When we sleep, our bodies have a nifty trick for keeping us out of trouble.
To stop us from taking a stroll out a window or doing some risky “sleep cooking”, our bodies are temporarily paralysed during some stages of sleep. That’s normal and is no cause for alarm. For the most part, we are asleep anyway, so we don’t even know about it. Ignorance is bliss.
But for some unlucky people, that paralysed state persists for a few seconds or minutes upon waking or just prior to sleeping.
These people may find themselves fully awake, yet unable to move or talk. Sound terrifying? It’s called “sleep paralysis”, and it’s so spooky that there is a horror documentary about it.
How common is it?
There have been many studies that have looked into the frequency of sleep paralysis.
One study synthesised the results of 35 studies and found that 7.6 percent of the general population, 28.3 percent of students and 31.9 percent of psychiatric patients had experienced at least one episode of sleep paralysis.
Students live in the perfect storm of adolescence and lack of sleep, which explains why their numbers are so high. In another study, sleep paralysis was found to affect 41.9 percent of Canadian students and 38.9 percent of Japanese students.
What does it feel like?
Episodes of sleep paralysis have been recorded for centuries across a wide range of cultures.
Psychologists have divided the associated experiences into three categories:
During the Middle Ages, it was common to associate the Intruder subset with witches. However, in recent years, the Western world has seen a rise of alien abduction explanations taking over the Intruder category. This is no doubt due to conspiracy theories surrounding the Roswell incident and shows like X Files which have brought aliens to the forefront of the public consciousness. This also shows that there is an element of fashion to how people describe these experiences.

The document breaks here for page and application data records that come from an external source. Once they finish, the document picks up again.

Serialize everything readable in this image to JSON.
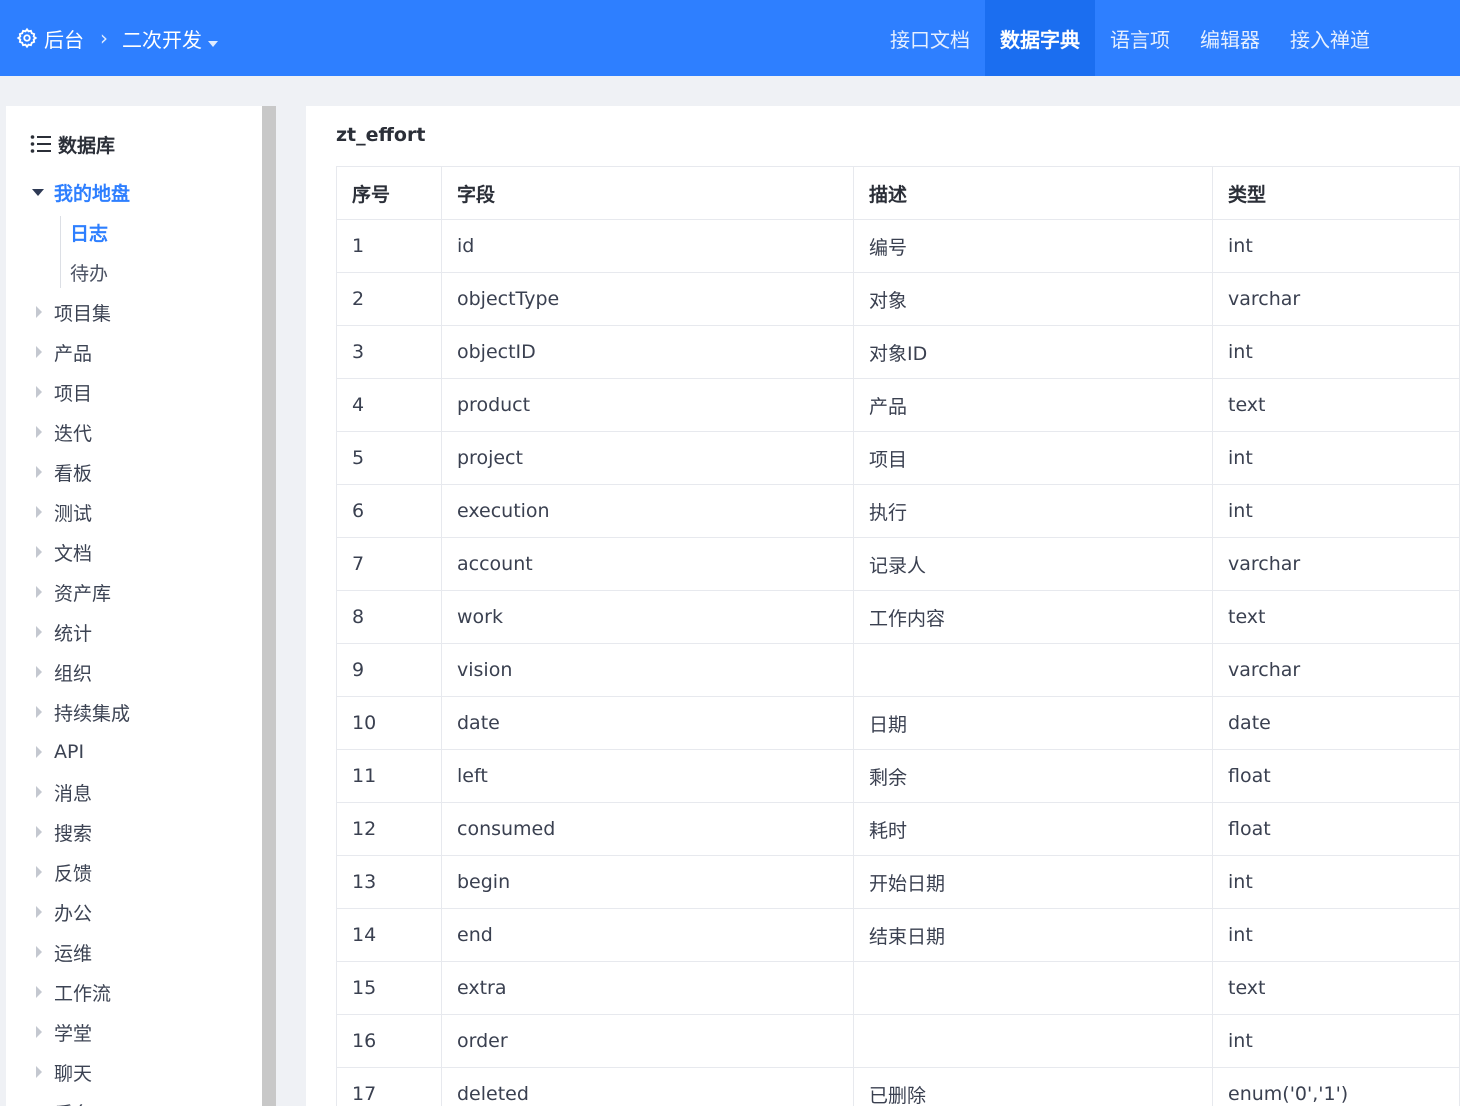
{
  "header": {
    "home_label": "后台",
    "section_label": "二次开发",
    "tabs": [
      {
        "label": "接口文档",
        "active": false
      },
      {
        "label": "数据字典",
        "active": true
      },
      {
        "label": "语言项",
        "active": false
      },
      {
        "label": "编辑器",
        "active": false
      },
      {
        "label": "接入禅道",
        "active": false
      }
    ]
  },
  "sidebar": {
    "title": "数据库",
    "open_group": {
      "label": "我的地盘",
      "children": [
        {
          "label": "日志",
          "active": true
        },
        {
          "label": "待办",
          "active": false
        }
      ]
    },
    "groups": [
      "项目集",
      "产品",
      "项目",
      "迭代",
      "看板",
      "测试",
      "文档",
      "资产库",
      "统计",
      "组织",
      "持续集成",
      "API",
      "消息",
      "搜索",
      "反馈",
      "办公",
      "运维",
      "工作流",
      "学堂",
      "聊天",
      "后台"
    ]
  },
  "table": {
    "name": "zt_effort",
    "columns": [
      "序号",
      "字段",
      "描述",
      "类型"
    ],
    "rows": [
      [
        "1",
        "id",
        "编号",
        "int"
      ],
      [
        "2",
        "objectType",
        "对象",
        "varchar"
      ],
      [
        "3",
        "objectID",
        "对象ID",
        "int"
      ],
      [
        "4",
        "product",
        "产品",
        "text"
      ],
      [
        "5",
        "project",
        "项目",
        "int"
      ],
      [
        "6",
        "execution",
        "执行",
        "int"
      ],
      [
        "7",
        "account",
        "记录人",
        "varchar"
      ],
      [
        "8",
        "work",
        "工作内容",
        "text"
      ],
      [
        "9",
        "vision",
        "",
        "varchar"
      ],
      [
        "10",
        "date",
        "日期",
        "date"
      ],
      [
        "11",
        "left",
        "剩余",
        "float"
      ],
      [
        "12",
        "consumed",
        "耗时",
        "float"
      ],
      [
        "13",
        "begin",
        "开始日期",
        "int"
      ],
      [
        "14",
        "end",
        "结束日期",
        "int"
      ],
      [
        "15",
        "extra",
        "",
        "text"
      ],
      [
        "16",
        "order",
        "",
        "int"
      ],
      [
        "17",
        "deleted",
        "已删除",
        "enum('0','1')"
      ]
    ]
  },
  "colors": {
    "primary": "#2e7fff",
    "active_tab": "#1b6ef0"
  },
  "icons": {
    "home": "gear-icon",
    "breadcrumb_sep": "chevron-right-icon",
    "sidebar_title": "list-icon"
  }
}
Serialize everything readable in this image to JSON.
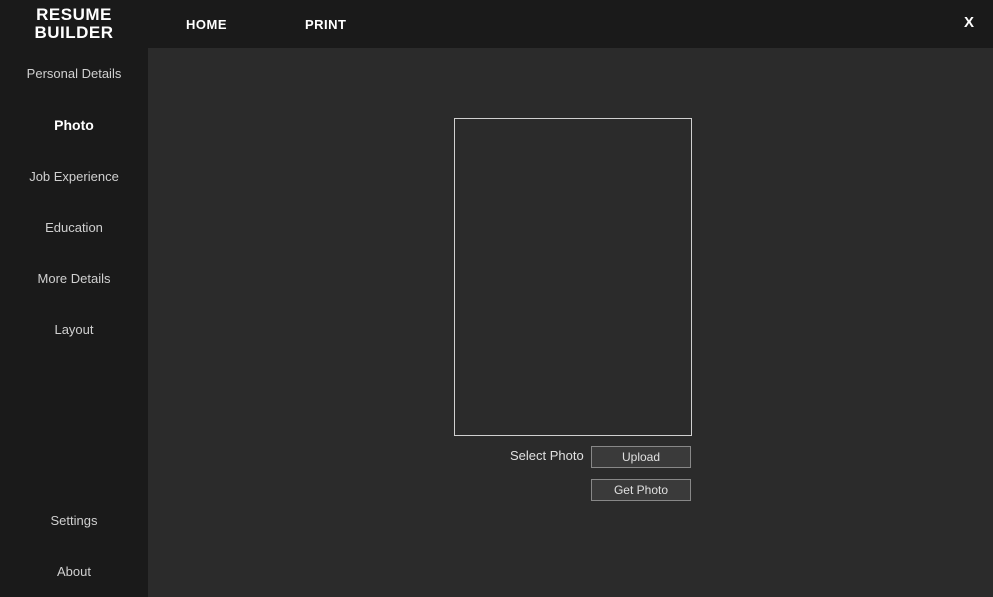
{
  "header": {
    "logo_line1": "RESUME",
    "logo_line2": "BUILDER",
    "nav": {
      "home": "HOME",
      "print": "PRINT"
    },
    "close": "X"
  },
  "sidebar": {
    "items": [
      {
        "label": "Personal Details",
        "active": false
      },
      {
        "label": "Photo",
        "active": true
      },
      {
        "label": "Job Experience",
        "active": false
      },
      {
        "label": "Education",
        "active": false
      },
      {
        "label": "More Details",
        "active": false
      },
      {
        "label": "Layout",
        "active": false
      }
    ],
    "bottom": [
      {
        "label": "Settings"
      },
      {
        "label": "About"
      }
    ]
  },
  "main": {
    "select_label": "Select Photo",
    "upload_btn": "Upload",
    "getphoto_btn": "Get Photo"
  }
}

In Latin cultures, the descriptions tend to towards the Incubus. In Catalonia for example, a creature called a Pesanta (which looks like a dog or a cat), invades the house at night and stands on victims’ chests. Japan has something similar too, called a kanashibari. The English translation of kanashibari is “tightly bound” or “tied down”, and it refers to an evil demon that puts pressure on the chest.
One culture that seems to rather enjoy sleep paralysis are the Inuit people, Eskimos living in Canada’s subarctic region. According to one study, Inuits refer to sleep paralysis as uqumangirniq, an experience closely linked with the spiritual world. This is a good example of the Unusual Bodily Experiences category.
What can I do about it?
Although sleep paralysis is not strictly a sign of any health problems, Australian Government-funded site Health Direct says the condition could be related to hereditary factors, lack of sleep, migraines, anxiety disorders, sleep apnea or narcolepsy.
In most cases, no treatment is required, but Health Direct suggests that getting enough regular sleep (6-8 hours) might fix it. Along with this, come the usual recommendations: less coffee and alcohol and more exercise and subsequent rest.
If sleep paralysis does persist or seems like it may be linked to one of the above medical conditions, then see your General Practitioner. He or she will probably refer you to a neurologist. Strictly speaking, there is no “cure”, but at the very least sleep paralysis can be managed.